Mallinckrodt Institute of Radiology (MIR) serves as the eye of medicine, helping to guide the consulting physician in the discovery, treatment, and, ultimately, the healing of disease.
Combining innovative research and human expertise, Mallinckrodt Institute focuses its vision on the body’s interior, scanning the landscape for danger. The medical insight gained provides information often essential in diagnosing and treating ailments as routine as a simple fracture and as life-threatening as a malignant tumor.
Established in 1930, Mallinckrodt Institute of Radiology is one of the most scientifically sophisticated radiological centers in the world. Internationally recognized for its groundbreaking research - from the development of the first diagnostic test for gallbladder disease to the current development of functional maps of the brain’s sensory and language centers - the Institute continues to pioneer new radiological techniques for better patient care.
Mallinckrodt Institute is an integral part of the Washington University School of Medicine - serving as the school’s Department of Radiology - and the BJC Health System. MIR contributes to and shares in their long traditions of excellence. The Institute ocupies more than 400,000 total square feet, comprising its own 13-story building with satellite facilities in Barnes-Jewish, Barnard, St. Louis Children’s and Wohl Hospitals; the Clinical Science Research, Forest Park and East Buildings; and the Scott Avenue Imaging Center. The Department provides diagnostic radiology, nuclear medicine, radiation physics and radiation oncology services for all hospitals in the Washington University Medical Center, Barnes-Jewish Hospital West County and Barnes-Jewish Hospital St. Peters.
Ranked among the premier medical schools in the world, Washington University School of Medicine boasts one of the nation’s finest faculties. Twelve current faculty members have been elected to the prestigious National Academy of Sciences, and 19 are members of the Academy’s Institute of Medicine - two of the highest honors accorded scientists in the United States. In addition, 14 Nobel laureates have been associated with the School.
MIR’s acknowledged standing as a radiological leader in turn enhances the reputation of the Washington University Medical Center. More than 50 chairs of academic radiology departments in the United States received thier training or taught at the Institute. Mallinckrodt Insitute alumni practice in 48 states and in 25 foreign countries. Grant support for the Institute, which comprises nearly 90 research projects, totals over $12 million a year, and the faculty publish a total of more than 200 scientific articles annually.
Committed to providing the finest services possible, Mallinckrodt Institute continually strives to improve its radiological sight. The unique accomplishments of the Institute of Radiology attest to its ongoing efforts to sharpen the vision of the eye of medicine.

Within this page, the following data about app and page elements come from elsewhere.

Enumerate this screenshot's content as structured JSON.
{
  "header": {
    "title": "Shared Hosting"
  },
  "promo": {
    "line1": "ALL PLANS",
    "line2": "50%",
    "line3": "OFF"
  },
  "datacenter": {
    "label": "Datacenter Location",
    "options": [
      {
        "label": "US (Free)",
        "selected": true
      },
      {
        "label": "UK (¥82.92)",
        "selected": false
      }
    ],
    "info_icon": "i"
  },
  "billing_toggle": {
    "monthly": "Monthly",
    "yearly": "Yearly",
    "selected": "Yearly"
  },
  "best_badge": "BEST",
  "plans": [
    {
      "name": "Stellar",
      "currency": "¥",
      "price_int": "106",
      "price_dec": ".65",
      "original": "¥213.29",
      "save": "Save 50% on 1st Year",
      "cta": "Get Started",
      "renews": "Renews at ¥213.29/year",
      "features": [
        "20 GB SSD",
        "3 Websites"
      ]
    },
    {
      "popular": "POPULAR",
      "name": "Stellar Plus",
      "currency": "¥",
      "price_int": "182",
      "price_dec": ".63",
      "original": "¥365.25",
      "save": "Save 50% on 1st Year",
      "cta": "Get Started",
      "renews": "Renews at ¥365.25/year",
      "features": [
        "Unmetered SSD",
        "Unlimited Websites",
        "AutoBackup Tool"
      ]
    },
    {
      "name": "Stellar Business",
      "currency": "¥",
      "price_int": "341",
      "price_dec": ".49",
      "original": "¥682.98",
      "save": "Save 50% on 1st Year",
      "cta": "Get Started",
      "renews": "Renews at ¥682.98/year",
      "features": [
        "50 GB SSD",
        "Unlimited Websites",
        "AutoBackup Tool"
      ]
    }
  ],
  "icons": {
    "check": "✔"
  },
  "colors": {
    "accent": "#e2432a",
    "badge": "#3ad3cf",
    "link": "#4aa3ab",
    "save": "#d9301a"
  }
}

Positron emission tomography (PET) was developed at Mallinckrodt Institute in the 1970’s, and the Institute continues to set the pace in PET technology. Today, the Institute is the world’s only medical institution equipped with two dedicated cyclotrons and a Tandem Cascade Accelerator for the production of radiopharmaceuticals used in PET studies. Computed tomography (CT), magnetic resonance imaging (MRI), digital radiology, and other sophisticated technologies serve Mallinckrodt Institute’s patients and physicians. The Institute is a leader in the development of new isotopes for nuclear medicine, specialized treatment planning, and three-dimensional image reconstructions.
One of the best equipped multidisciplinary facilities worldwide, Mallinckrodt Institute of Radiology at Washington University Imaging Center is dedicated to research in PET, MRI, and related sciences. The Imaging Center provides centralized resources for the scientific technology and for the development and application of advanced imaging systems.
The professional activities of the Institute are organized into four divisions: Diagnostic Radiology, Radiation Oncology, Nuclear Medicine, and Radiation Sciences. Further, the Division of Diagnostic Radiology is subdivided into seven sections: abdominal, breast imaging, chest, vascular and interventional, musculoskeletal, neuroradiology, and pediatric.